Besides its interesting historical significance, I found the article to have an incredibly important lesson for all of us in publishing. As we know, the publishing journey (like most life journeys) isn’t simple or clear; it has unexpected twists and turns and usually many setbacks. There are times when random factors completely outside the author’s control spell disaster for a book.
Sometimes a publisher merges with another, or is bought by another, and a contracted book gets lost in the shuffle, hence failing to make any headway in the market. Sometimes an acquiring editor departs the publishing company, leaving their books “orphaned” without an advocate. Sometimes a book can’t find an audience because it releases at the exact same time as a similar book written by somebody famous. The truth is that hard work and a terrific product won’t guarantee success — and this is something with which we somehow need to make peace.
The story on Medium recounts the journey of an early-20th-century novelist, John Fante, who was contracted with the publisher who was sued by Hitler, and whose book got lost in the shuffle. While there were complex reasons for Fante’s book not selling very well (there always are), the bad timing was probably a primary factor.
Bad luck. Sometimes that’s what it boils down to.
When it’s our turn to experience random back luck, how do we respond? That’s what will determine how happy we are in our journey.
Here’s an excerpt from the article:

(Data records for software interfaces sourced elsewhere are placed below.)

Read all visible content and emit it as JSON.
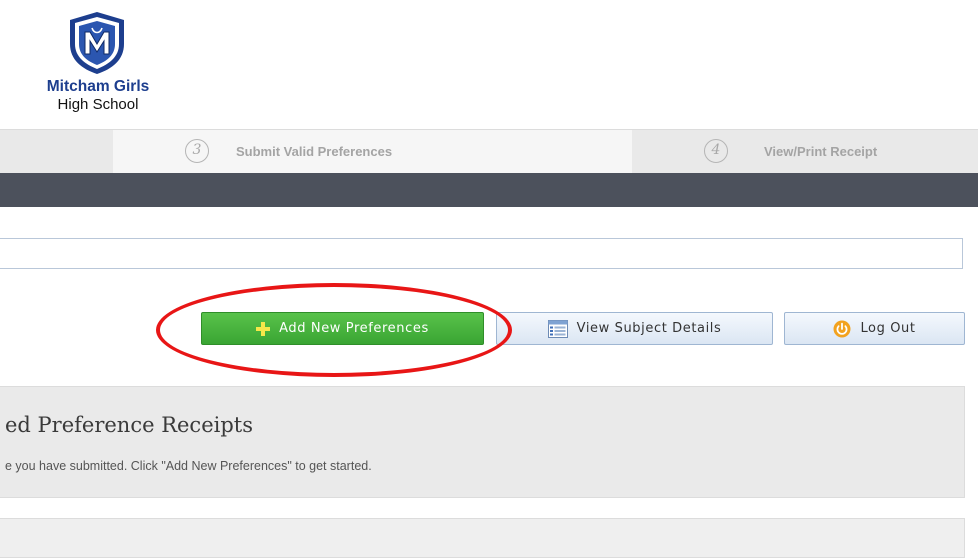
{
  "logo": {
    "name_line1": "Mitcham Girls",
    "name_line2": "High School",
    "crest_icon": "school-crest-icon",
    "brand_color": "#1d3e8e"
  },
  "steps": [
    {
      "number": "3",
      "label": "Submit Valid Preferences"
    },
    {
      "number": "4",
      "label": "View/Print Receipt"
    }
  ],
  "actions": {
    "add_label": "Add New Preferences",
    "add_icon": "plus-icon",
    "view_label": "View Subject Details",
    "view_icon": "list-document-icon",
    "logout_label": "Log Out",
    "logout_icon": "power-icon"
  },
  "receipts": {
    "title": "ed Preference Receipts",
    "subtitle": "e you have submitted. Click \"Add New Preferences\" to get started."
  },
  "colors": {
    "primary_green": "#3aa533",
    "dark_bar": "#4c515c",
    "highlight": "#e81616"
  }
}
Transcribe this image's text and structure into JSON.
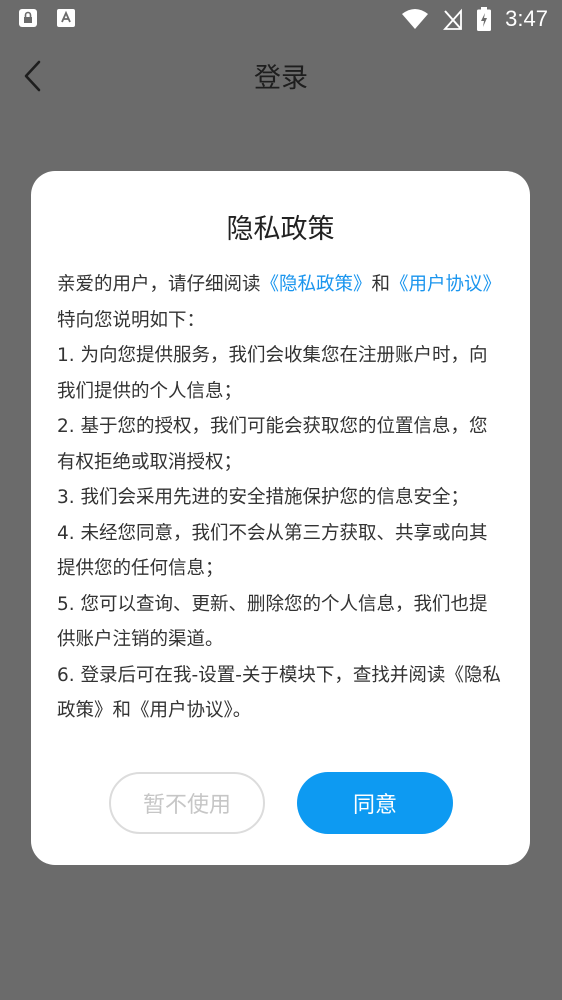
{
  "status_bar": {
    "time": "3:47",
    "icons": [
      "lock-notification-icon",
      "app-notification-icon",
      "wifi-icon",
      "no-signal-icon",
      "battery-charging-icon"
    ]
  },
  "app_bar": {
    "title": "登录",
    "back_icon": "chevron-left-icon"
  },
  "dialog": {
    "title": "隐私政策",
    "intro": {
      "prefix": "亲爱的用户，请仔细阅读",
      "privacy_link": "《隐私政策》",
      "and": "和",
      "agreement_link": "《用户协议》",
      "suffix": "特向您说明如下："
    },
    "items": [
      "1. 为向您提供服务，我们会收集您在注册账户时，向我们提供的个人信息；",
      "2. 基于您的授权，我们可能会获取您的位置信息，您有权拒绝或取消授权；",
      "3. 我们会采用先进的安全措施保护您的信息安全；",
      "4. 未经您同意，我们不会从第三方获取、共享或向其提供您的任何信息；",
      "5. 您可以查询、更新、删除您的个人信息，我们也提供账户注销的渠道。",
      "6. 登录后可在我-设置-关于模块下，查找并阅读《隐私政策》和《用户协议》。"
    ],
    "decline_label": "暂不使用",
    "agree_label": "同意"
  },
  "colors": {
    "overlay": "#6b6b6b",
    "accent": "#0d9af2",
    "link": "#1a95ee",
    "decline_text": "#c6c6c6"
  }
}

“I think the one thing that a writer must avoid is bitterness,” John Fante told Ben Pleasants in an interview in 1979. “I think it’s the one fault that can destroy him. It can shrivel him up… I’ve fought it all my life.” His son, James Fante, looks back on his father’s complicated journey with regret and pride:
I’m not naive enough to think good work always wins out in the end. There are plenty of painters who died in Auschwitz. I don’t necessarily think there is justice in the world, it’s that he had the strength of character not to let it break him.
Strength of character. That’s what we’re building on this complex journey. And that’s what will help us stand strong even in the face of unfairness.
John Fante’s story had a happy ending — he went on to great success as a screenwriter and late in his life, his novels were rediscovered and are still published and sold today. Not everyone’s path will go this way, we just don’t know. Either way, I think it’s so important to stay strong and not let disappointing outcomes break us.
How do you stand strong in the face of disappointment?